In the listing below, locate the lines that hold the string "value". Copy those lines.

▶ **The records**:

◆ ◆ ◆ ◆

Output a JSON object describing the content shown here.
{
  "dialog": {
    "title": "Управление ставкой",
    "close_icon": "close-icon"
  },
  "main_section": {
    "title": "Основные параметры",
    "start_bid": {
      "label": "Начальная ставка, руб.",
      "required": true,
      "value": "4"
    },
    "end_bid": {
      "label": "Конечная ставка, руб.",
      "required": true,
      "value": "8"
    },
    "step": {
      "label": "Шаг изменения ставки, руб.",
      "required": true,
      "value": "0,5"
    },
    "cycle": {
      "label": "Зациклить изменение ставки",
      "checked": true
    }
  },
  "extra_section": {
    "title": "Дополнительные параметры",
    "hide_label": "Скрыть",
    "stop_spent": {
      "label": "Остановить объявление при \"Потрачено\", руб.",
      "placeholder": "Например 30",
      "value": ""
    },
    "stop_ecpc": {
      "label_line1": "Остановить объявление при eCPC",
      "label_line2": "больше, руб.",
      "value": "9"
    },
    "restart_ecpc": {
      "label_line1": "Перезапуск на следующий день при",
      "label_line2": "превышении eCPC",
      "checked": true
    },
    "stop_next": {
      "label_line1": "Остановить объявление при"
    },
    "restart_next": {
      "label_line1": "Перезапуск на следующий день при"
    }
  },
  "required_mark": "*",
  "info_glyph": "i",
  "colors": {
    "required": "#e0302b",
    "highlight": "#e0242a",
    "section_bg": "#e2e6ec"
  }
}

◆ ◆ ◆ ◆

▶ **Task result**:
      "value": "4"
      "value": "8"
      "value": "0,5"
      "value": ""
      "value": "9"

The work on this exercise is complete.